EXERCISE DIRECTIONS — Every line below must be reproduced exactly; no pictures are to be included.

SOURCE RECORDS —
________

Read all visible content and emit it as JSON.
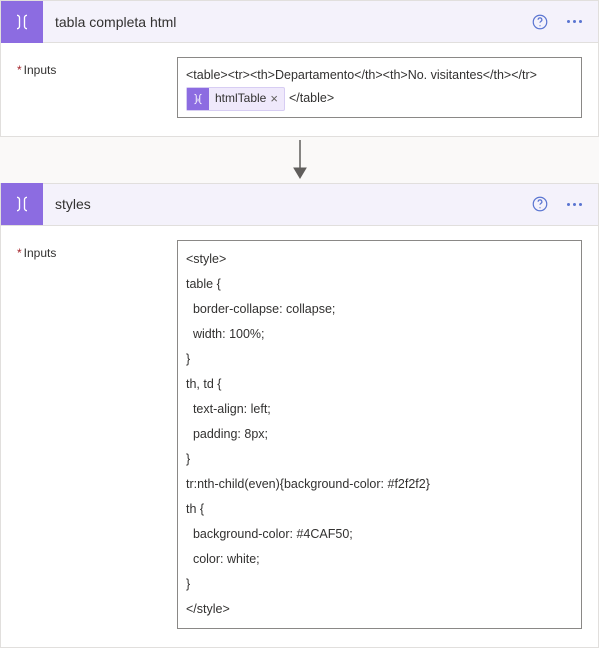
{
  "steps": [
    {
      "title": "tabla completa html",
      "inputs_label": "Inputs",
      "expression": {
        "line1": "<table><tr><th>Departamento</th><th>No. visitantes</th></tr>",
        "token": "htmlTable",
        "line2_suffix": "</table>"
      }
    },
    {
      "title": "styles",
      "inputs_label": "Inputs",
      "css_text": "<style>\ntable {\n  border-collapse: collapse;\n  width: 100%;\n}\nth, td {\n  text-align: left;\n  padding: 8px;\n}\ntr:nth-child(even){background-color: #f2f2f2}\nth {\n  background-color: #4CAF50;\n  color: white;\n}\n</style>"
    }
  ]
}
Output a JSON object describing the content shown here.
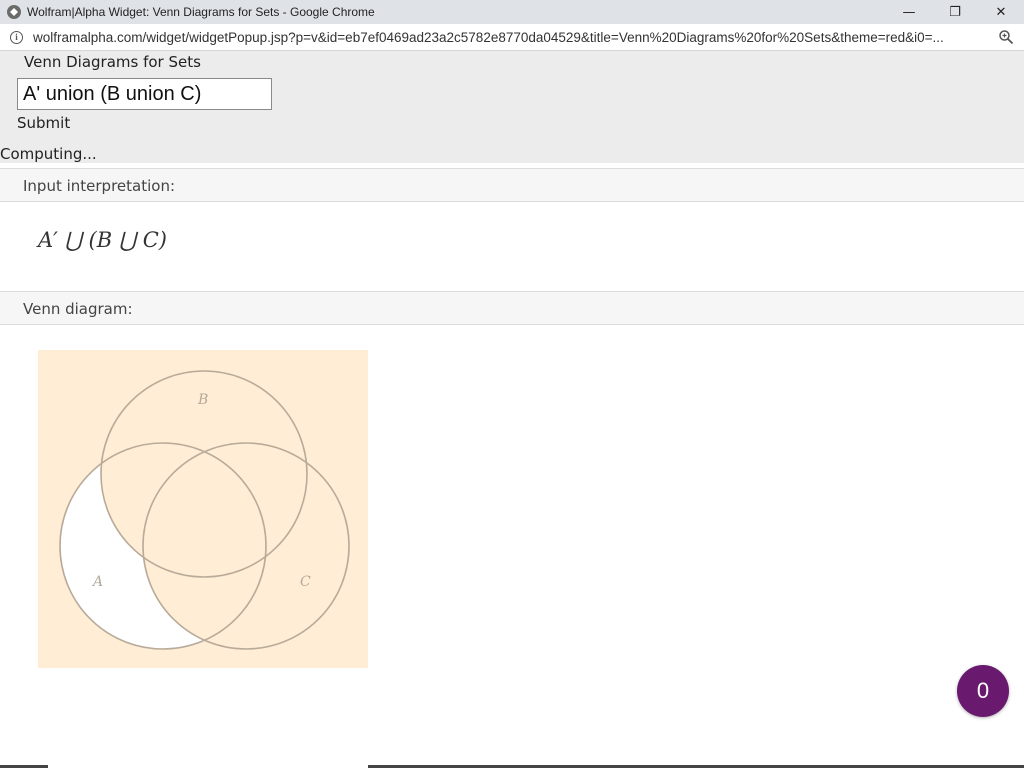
{
  "window": {
    "title": "Wolfram|Alpha Widget: Venn Diagrams for Sets - Google Chrome",
    "minimize_glyph": "—",
    "maximize_glyph": "❐",
    "close_glyph": "✕"
  },
  "address_bar": {
    "url": "wolframalpha.com/widget/widgetPopup.jsp?p=v&id=eb7ef0469ad23a2c5782e8770da04529&title=Venn%20Diagrams%20for%20Sets&theme=red&i0=..."
  },
  "widget": {
    "title": "Venn Diagrams for Sets",
    "input_value": "A' union (B union C)",
    "submit_label": "Submit",
    "status": "Computing..."
  },
  "pods": {
    "interpretation": {
      "header": "Input interpretation:",
      "expression": "A′ ⋃ (B ⋃ C)"
    },
    "venn": {
      "header": "Venn diagram:",
      "labels": {
        "a": "A",
        "b": "B",
        "c": "C"
      },
      "shaded_color": "#ffedd5",
      "unshaded_color": "#ffffff",
      "outline_color": "#b9ab9a"
    }
  },
  "fab": {
    "label": "0",
    "color": "#6a1a6e"
  }
}
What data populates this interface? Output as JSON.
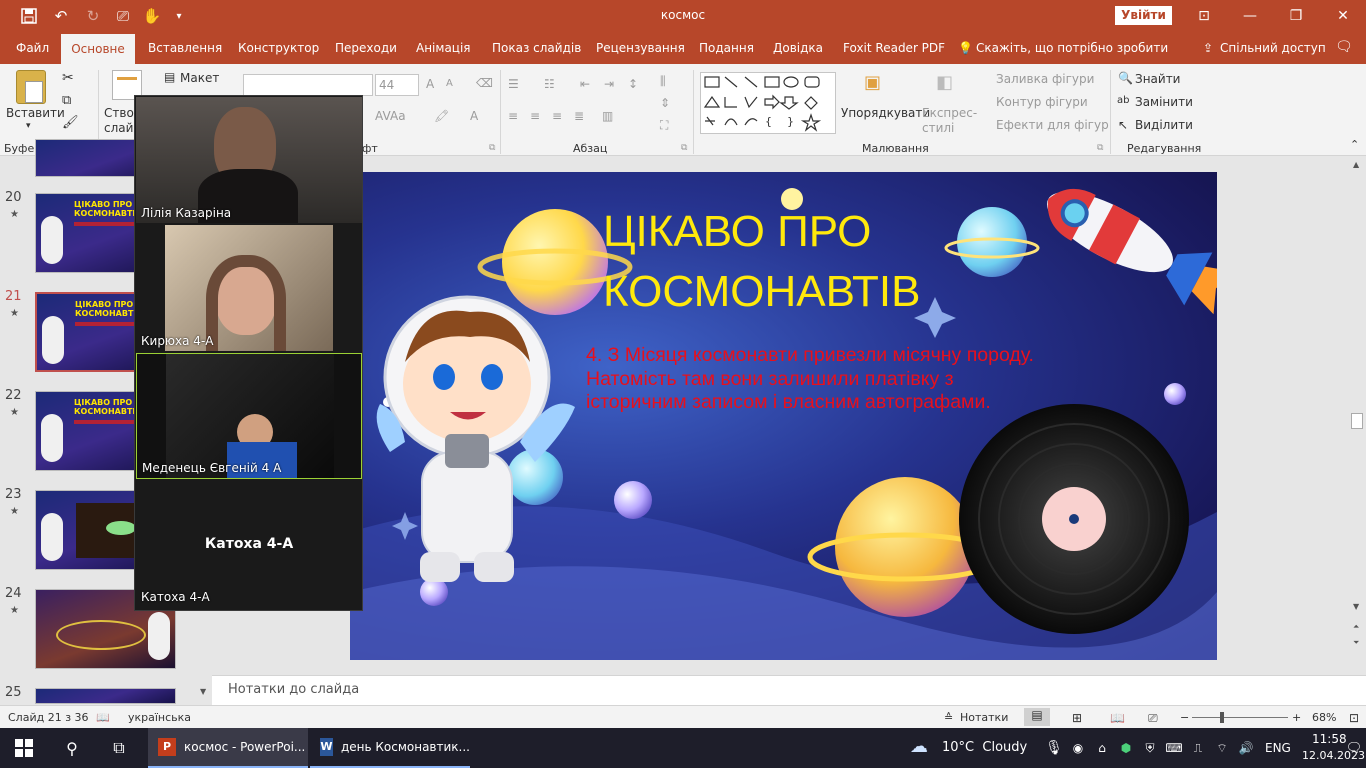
{
  "titlebar": {
    "doc_title": "космос",
    "signin": "Увійти",
    "icons": [
      "save-icon",
      "undo-icon",
      "redo-icon",
      "present-icon",
      "touch-mode-icon",
      "customize-qat-icon"
    ]
  },
  "menu": {
    "active": "Основне",
    "items": [
      "Файл",
      "Вставлення",
      "Конструктор",
      "Переходи",
      "Анімація",
      "Показ слайдів",
      "Рецензування",
      "Подання",
      "Довідка",
      "Foxit Reader PDF"
    ],
    "tell_me": "Скажіть, що потрібно зробити",
    "share": "Спільний доступ"
  },
  "ribbon": {
    "paste": "Вставити",
    "new_slide": "Створити слайд",
    "layout": "Макет",
    "font_size": "44",
    "shape_fill": "Заливка фігури",
    "shape_outline": "Контур фігури",
    "shape_effects": "Ефекти для фігур",
    "arrange": "Упорядкувати",
    "quick_styles": "Експрес-стилі",
    "find": "Знайти",
    "replace": "Замінити",
    "select": "Виділити",
    "groups": {
      "clipboard": "Буфер обміну",
      "font": "фт",
      "paragraph": "Абзац",
      "drawing": "Малювання",
      "editing": "Редагування"
    }
  },
  "thumbnails": [
    {
      "num": "20",
      "title": "ЦІКАВО ПРО КОСМОНАВТІВ"
    },
    {
      "num": "21",
      "title": "ЦІКАВО ПРО КОСМОНАВТІВ"
    },
    {
      "num": "22",
      "title": "ЦІКАВО ПРО КОСМОНАВТІВ"
    },
    {
      "num": "23",
      "title": ""
    },
    {
      "num": "24",
      "title": ""
    },
    {
      "num": "25",
      "title": ""
    }
  ],
  "slide": {
    "title_line1": "ЦІКАВО ПРО",
    "title_line2": "КОСМОНАВТІВ",
    "body": "4. З Місяця космонавти привезли місячну породу. Натомість там вони залишили платівку з історичним записом і власним автографами."
  },
  "notes_placeholder": "Нотатки до слайда",
  "status": {
    "slide_counter": "Слайд 21 з 36",
    "language": "українська",
    "notes_button": "Нотатки",
    "zoom": "68%"
  },
  "zoom_call": {
    "participants": [
      {
        "name": "Лілія Казаріна"
      },
      {
        "name": "Кирюха 4-А"
      },
      {
        "name": "Меденець Євгеній 4 А"
      },
      {
        "name": "Катоха 4-А",
        "center_label": "Катоха 4-А"
      }
    ]
  },
  "taskbar": {
    "apps": [
      {
        "label": "космос - PowerPoi..."
      },
      {
        "label": "день Космонавтик..."
      }
    ],
    "weather": "10°C  Cloudy",
    "lang": "ENG",
    "time": "11:58",
    "date": "12.04.2023"
  },
  "colors": {
    "accent": "#b7472a",
    "slide_title": "#ffe90c",
    "slide_body": "#e8101c"
  }
}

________

SOLUTION BELOW —
Read all visible content and emit it as JSON.
{
  "steps": [
    {
      "title": "tabla completa html",
      "inputs_label": "Inputs",
      "expression": {
        "line1": "<table><tr><th>Departamento</th><th>No. visitantes</th></tr>",
        "token": "htmlTable",
        "line2_suffix": "</table>"
      }
    },
    {
      "title": "styles",
      "inputs_label": "Inputs",
      "css_text": "<style>\ntable {\n  border-collapse: collapse;\n  width: 100%;\n}\nth, td {\n  text-align: left;\n  padding: 8px;\n}\ntr:nth-child(even){background-color: #f2f2f2}\nth {\n  background-color: #4CAF50;\n  color: white;\n}\n</style>"
    }
  ]
}
Output a JSON object describing the content shown here.
{
  "window": {
    "title": "Wolfram|Alpha Widget: Venn Diagrams for Sets - Google Chrome",
    "minimize_glyph": "—",
    "maximize_glyph": "❐",
    "close_glyph": "✕"
  },
  "address_bar": {
    "url": "wolframalpha.com/widget/widgetPopup.jsp?p=v&id=eb7ef0469ad23a2c5782e8770da04529&title=Venn%20Diagrams%20for%20Sets&theme=red&i0=..."
  },
  "widget": {
    "title": "Venn Diagrams for Sets",
    "input_value": "A' union (B union C)",
    "submit_label": "Submit",
    "status": "Computing..."
  },
  "pods": {
    "interpretation": {
      "header": "Input interpretation:",
      "expression": "A′ ⋃ (B ⋃ C)"
    },
    "venn": {
      "header": "Venn diagram:",
      "labels": {
        "a": "A",
        "b": "B",
        "c": "C"
      },
      "shaded_color": "#ffedd5",
      "unshaded_color": "#ffffff",
      "outline_color": "#b9ab9a"
    }
  },
  "fab": {
    "label": "0",
    "color": "#6a1a6e"
  }
}
What data populates this interface? Output as JSON.
{
  "titlebar": {
    "doc_title": "космос",
    "signin": "Увійти",
    "icons": [
      "save-icon",
      "undo-icon",
      "redo-icon",
      "present-icon",
      "touch-mode-icon",
      "customize-qat-icon"
    ]
  },
  "menu": {
    "active": "Основне",
    "items": [
      "Файл",
      "Вставлення",
      "Конструктор",
      "Переходи",
      "Анімація",
      "Показ слайдів",
      "Рецензування",
      "Подання",
      "Довідка",
      "Foxit Reader PDF"
    ],
    "tell_me": "Скажіть, що потрібно зробити",
    "share": "Спільний доступ"
  },
  "ribbon": {
    "paste": "Вставити",
    "new_slide": "Створити слайд",
    "layout": "Макет",
    "font_size": "44",
    "shape_fill": "Заливка фігури",
    "shape_outline": "Контур фігури",
    "shape_effects": "Ефекти для фігур",
    "arrange": "Упорядкувати",
    "quick_styles": "Експрес-стилі",
    "find": "Знайти",
    "replace": "Замінити",
    "select": "Виділити",
    "groups": {
      "clipboard": "Буфер обміну",
      "font": "фт",
      "paragraph": "Абзац",
      "drawing": "Малювання",
      "editing": "Редагування"
    }
  },
  "thumbnails": [
    {
      "num": "20",
      "title": "ЦІКАВО ПРО КОСМОНАВТІВ"
    },
    {
      "num": "21",
      "title": "ЦІКАВО ПРО КОСМОНАВТІВ"
    },
    {
      "num": "22",
      "title": "ЦІКАВО ПРО КОСМОНАВТІВ"
    },
    {
      "num": "23",
      "title": ""
    },
    {
      "num": "24",
      "title": ""
    },
    {
      "num": "25",
      "title": ""
    }
  ],
  "slide": {
    "title_line1": "ЦІКАВО ПРО",
    "title_line2": "КОСМОНАВТІВ",
    "body": "4. З Місяця космонавти привезли місячну породу. Натомість там вони залишили платівку з історичним записом і власним автографами."
  },
  "notes_placeholder": "Нотатки до слайда",
  "status": {
    "slide_counter": "Слайд 21 з 36",
    "language": "українська",
    "notes_button": "Нотатки",
    "zoom": "68%"
  },
  "zoom_call": {
    "participants": [
      {
        "name": "Лілія Казаріна"
      },
      {
        "name": "Кирюха 4-А"
      },
      {
        "name": "Меденець Євгеній 4 А"
      },
      {
        "name": "Катоха 4-А",
        "center_label": "Катоха 4-А"
      }
    ]
  },
  "taskbar": {
    "apps": [
      {
        "label": "космос - PowerPoi..."
      },
      {
        "label": "день Космонавтик..."
      }
    ],
    "weather": "10°C  Cloudy",
    "lang": "ENG",
    "time": "11:58",
    "date": "12.04.2023"
  },
  "colors": {
    "accent": "#b7472a",
    "slide_title": "#ffe90c",
    "slide_body": "#e8101c"
  }
}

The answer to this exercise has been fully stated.